Since February 2015, we have been communicating in writing to the provost of the university, the vice provost for Graduate Programs, the dean of the Roski School, and other USC administrators that we could not continue in the program if the funding and curricular promises made during recruitment were not honored; thus, the university is not blindsided by our decision, nor has it been denied ample time and opportunity to remedy these issues with us. Perhaps the university imagined that we would suffer any amount of lies, manipulations, and mistreatment for those shiny degrees.

Let’s not forget about the larger system of inequity that we paid into to try to get our degrees. USC tuition has increased an astounding 92 percent since 2001,[1] compensation for USC’s top eight executives has more than tripled since 2001,[2] and Department of Education data shows that “administrative positions at colleges and universities grew by 60 percent between 1993 and 2009.”[3] Adjunct faculty positions—the jobs that freshly minted MFAs usually get, if they’re lucky—are paid at a rate that often does not even reach the federal minimum wage,[4] while these adjuncts are paying off tens of thousands of dollars of student-loan debt. USC follows this trend of supporting a bloated administration with whom students have minimal contact, to the diminishment of everyone else. Our experience has shown that, despite having ultimate power over the program structure and curriculum, the administration has minimal concern for students. Meanwhile, faculty voices are silenced and adjunct faculty expands,[5] affecting their overall ability to advocate for students. In a classic bait and switch, we seven students lost time, money, and trust, and the larger community lost an exemplary funding model that attempted to rectify at least some of these economic disparities. What we experienced is the true “disruption” of this accelerating trend.
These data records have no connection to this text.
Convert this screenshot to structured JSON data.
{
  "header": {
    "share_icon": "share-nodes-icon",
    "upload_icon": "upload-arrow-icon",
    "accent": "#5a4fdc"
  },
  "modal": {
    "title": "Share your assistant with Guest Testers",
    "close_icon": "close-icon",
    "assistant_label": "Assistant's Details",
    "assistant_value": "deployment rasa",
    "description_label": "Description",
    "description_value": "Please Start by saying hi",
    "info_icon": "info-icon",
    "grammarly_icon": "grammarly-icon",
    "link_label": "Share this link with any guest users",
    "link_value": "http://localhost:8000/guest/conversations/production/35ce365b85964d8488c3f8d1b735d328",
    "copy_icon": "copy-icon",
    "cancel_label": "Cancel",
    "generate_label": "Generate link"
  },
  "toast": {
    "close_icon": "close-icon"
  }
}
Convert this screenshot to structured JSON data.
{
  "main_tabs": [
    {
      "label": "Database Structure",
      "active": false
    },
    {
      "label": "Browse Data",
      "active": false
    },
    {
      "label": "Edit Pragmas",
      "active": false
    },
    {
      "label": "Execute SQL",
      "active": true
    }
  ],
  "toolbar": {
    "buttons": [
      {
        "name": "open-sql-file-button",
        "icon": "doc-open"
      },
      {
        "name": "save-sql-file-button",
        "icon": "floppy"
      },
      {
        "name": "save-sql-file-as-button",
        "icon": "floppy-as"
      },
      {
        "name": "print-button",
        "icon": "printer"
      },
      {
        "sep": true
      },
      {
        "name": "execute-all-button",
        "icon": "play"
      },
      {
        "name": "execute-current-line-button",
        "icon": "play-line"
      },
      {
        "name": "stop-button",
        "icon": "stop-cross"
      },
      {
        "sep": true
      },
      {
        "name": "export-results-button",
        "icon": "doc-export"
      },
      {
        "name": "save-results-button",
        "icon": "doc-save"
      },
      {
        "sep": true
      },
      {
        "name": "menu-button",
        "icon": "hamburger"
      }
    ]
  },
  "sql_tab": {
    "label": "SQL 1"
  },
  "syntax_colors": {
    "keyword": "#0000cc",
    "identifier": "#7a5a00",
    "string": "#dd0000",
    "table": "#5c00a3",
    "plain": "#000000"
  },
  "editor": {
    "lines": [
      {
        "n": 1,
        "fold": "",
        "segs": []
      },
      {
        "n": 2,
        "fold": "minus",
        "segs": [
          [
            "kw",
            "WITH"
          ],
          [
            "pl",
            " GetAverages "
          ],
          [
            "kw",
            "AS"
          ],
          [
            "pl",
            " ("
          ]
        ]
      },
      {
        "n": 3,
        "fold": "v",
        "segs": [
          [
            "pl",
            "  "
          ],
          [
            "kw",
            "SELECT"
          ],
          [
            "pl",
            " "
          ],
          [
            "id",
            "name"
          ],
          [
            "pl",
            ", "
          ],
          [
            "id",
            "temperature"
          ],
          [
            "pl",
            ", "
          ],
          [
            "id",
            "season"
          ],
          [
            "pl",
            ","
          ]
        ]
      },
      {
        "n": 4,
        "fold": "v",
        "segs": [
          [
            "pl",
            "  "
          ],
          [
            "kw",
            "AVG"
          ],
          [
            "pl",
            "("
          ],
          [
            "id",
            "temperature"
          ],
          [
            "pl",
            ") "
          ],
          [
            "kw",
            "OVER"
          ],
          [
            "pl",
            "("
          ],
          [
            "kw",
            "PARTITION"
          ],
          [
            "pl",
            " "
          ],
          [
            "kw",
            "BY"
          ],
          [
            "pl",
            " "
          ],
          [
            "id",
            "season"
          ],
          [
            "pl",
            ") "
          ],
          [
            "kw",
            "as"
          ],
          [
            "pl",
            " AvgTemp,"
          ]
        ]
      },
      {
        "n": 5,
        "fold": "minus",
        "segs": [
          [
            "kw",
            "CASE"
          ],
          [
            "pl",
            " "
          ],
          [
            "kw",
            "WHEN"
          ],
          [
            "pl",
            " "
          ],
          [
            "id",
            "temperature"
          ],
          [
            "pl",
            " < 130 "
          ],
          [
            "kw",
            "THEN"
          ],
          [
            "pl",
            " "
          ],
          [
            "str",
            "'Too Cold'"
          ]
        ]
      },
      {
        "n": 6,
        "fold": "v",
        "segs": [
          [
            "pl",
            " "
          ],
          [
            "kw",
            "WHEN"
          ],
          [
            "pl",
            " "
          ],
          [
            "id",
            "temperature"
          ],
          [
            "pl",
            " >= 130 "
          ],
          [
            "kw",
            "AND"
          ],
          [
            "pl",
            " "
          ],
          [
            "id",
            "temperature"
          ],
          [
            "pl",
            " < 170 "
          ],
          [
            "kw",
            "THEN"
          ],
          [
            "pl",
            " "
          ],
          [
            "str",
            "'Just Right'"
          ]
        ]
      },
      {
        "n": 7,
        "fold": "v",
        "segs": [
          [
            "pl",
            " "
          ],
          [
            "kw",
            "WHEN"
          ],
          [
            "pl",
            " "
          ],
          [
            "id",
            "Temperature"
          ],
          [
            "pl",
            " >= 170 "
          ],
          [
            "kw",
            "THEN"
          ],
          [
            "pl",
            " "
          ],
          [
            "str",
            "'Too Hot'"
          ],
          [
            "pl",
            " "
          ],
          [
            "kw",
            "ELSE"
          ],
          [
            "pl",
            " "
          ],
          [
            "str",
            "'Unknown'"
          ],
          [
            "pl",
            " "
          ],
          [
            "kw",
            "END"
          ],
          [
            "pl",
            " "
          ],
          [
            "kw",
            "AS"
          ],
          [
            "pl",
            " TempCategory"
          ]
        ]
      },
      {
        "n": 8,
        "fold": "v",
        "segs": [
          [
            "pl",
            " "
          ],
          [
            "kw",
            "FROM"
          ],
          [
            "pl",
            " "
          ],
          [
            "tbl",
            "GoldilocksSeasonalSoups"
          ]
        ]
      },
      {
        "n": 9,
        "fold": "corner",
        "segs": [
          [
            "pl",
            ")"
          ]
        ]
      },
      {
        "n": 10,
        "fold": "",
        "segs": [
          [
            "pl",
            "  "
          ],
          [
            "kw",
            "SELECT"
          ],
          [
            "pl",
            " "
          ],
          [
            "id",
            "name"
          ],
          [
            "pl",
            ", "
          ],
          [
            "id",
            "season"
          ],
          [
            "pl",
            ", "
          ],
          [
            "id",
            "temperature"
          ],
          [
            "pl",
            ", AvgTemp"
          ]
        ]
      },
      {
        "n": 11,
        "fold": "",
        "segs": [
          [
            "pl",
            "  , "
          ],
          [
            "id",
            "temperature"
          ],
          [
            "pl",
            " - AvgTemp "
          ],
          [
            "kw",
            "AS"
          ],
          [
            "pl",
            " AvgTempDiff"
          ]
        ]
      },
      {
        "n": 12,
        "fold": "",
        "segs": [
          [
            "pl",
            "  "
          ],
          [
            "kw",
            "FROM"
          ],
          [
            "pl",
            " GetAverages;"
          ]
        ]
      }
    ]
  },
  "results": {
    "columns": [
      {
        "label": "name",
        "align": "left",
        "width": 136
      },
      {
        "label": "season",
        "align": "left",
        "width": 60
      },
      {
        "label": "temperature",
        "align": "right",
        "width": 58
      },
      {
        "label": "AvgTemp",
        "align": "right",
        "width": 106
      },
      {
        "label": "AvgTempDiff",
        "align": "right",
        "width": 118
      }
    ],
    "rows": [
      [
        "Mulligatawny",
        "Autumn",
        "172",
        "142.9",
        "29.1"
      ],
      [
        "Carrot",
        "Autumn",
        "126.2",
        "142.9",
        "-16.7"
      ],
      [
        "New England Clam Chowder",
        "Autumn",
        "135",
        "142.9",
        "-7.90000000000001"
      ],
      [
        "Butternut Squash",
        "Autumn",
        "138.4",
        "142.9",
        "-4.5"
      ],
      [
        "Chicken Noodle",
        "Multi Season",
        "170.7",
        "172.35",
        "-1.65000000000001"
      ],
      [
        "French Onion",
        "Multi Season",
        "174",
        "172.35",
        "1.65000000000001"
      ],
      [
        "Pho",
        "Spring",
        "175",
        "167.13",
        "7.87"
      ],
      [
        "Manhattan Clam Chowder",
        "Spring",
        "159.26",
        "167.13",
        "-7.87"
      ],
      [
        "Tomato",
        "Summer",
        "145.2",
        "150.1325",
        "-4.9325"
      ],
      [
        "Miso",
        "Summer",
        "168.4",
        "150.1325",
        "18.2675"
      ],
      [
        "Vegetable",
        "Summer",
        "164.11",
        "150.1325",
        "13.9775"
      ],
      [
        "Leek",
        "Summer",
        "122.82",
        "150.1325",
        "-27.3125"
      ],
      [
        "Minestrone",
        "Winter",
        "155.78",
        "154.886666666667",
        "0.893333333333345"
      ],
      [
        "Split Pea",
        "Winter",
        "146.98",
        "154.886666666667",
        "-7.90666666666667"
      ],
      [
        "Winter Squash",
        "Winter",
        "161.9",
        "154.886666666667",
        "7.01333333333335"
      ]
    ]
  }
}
We each made life-changing decisions to leave jobs and homes in other parts of the country and the world to work with inspiring faculty and, most of all, have the time and space to grow as artists. We trusted the institution to follow through on its promises. Instead, we became devalued pawns in the university’s administrative games. We feel betrayed, exhausted, disrespected, and cheated by USC of our time, focus, and investment. Whatever artistic work we created this spring semester was achieved in spite of, not because of, the institution. Because the university refused to honor its promises to us, we are returning to the workforce degree-less and debt-full.

A group of seven students is only a tiny part of the larger issues of the corporatization of higher education, the scandal of the economic precarity of adjunct faculty positions, and the looming student-debt bubble. However, the MFA Program we entered in August 2014 did one great thing: it threw us all together, when we might not have crossed paths on our own. We will continue to hold crits ourselves and be involved in each other’s work. We will be staging a series of readings, talks, shows, and events at multiple sites throughout the next year, and will follow with seven weeks of “thesis” shows beginning in April of 2016. Our collective and interdependent force is energizing as we progress toward supportive and malleable spaces conducive to criticality and encouragement. These sites are more important than ever in the current state of economic precarity that reaches far beyond the fates of seven art students. We invite everyone to reach out to us with proposals, invitations, and strategies of their own, dreams not of creating a “better” institution, but devising new spaces for collective weirdness and joy.

Julie Beaufils, Sid Duenas, George Egerton-Warburton, Edie Fake, Lauren Davis Fisher, Lee Relvas, and Ellen Schafer


[email protected]


[1] “Integrated Postsecondary Education Data System,” Final Release Data, National Center for Education Statistics, accessed January 2, 2015.

[2] IRS 990 Forms FY 2001–2007, Part 2, Item 25, and Schedule III and IRS 990 Forms FY 2008–2012, Part IX, Line 5.

[3] “The Real Reason College Tuition Costs So Much,” Paul F. Campos, New York Times, April 4, 2015.

[4] See the website of the Adjuct Project

[5] 75 percent of the USC faculty is contingent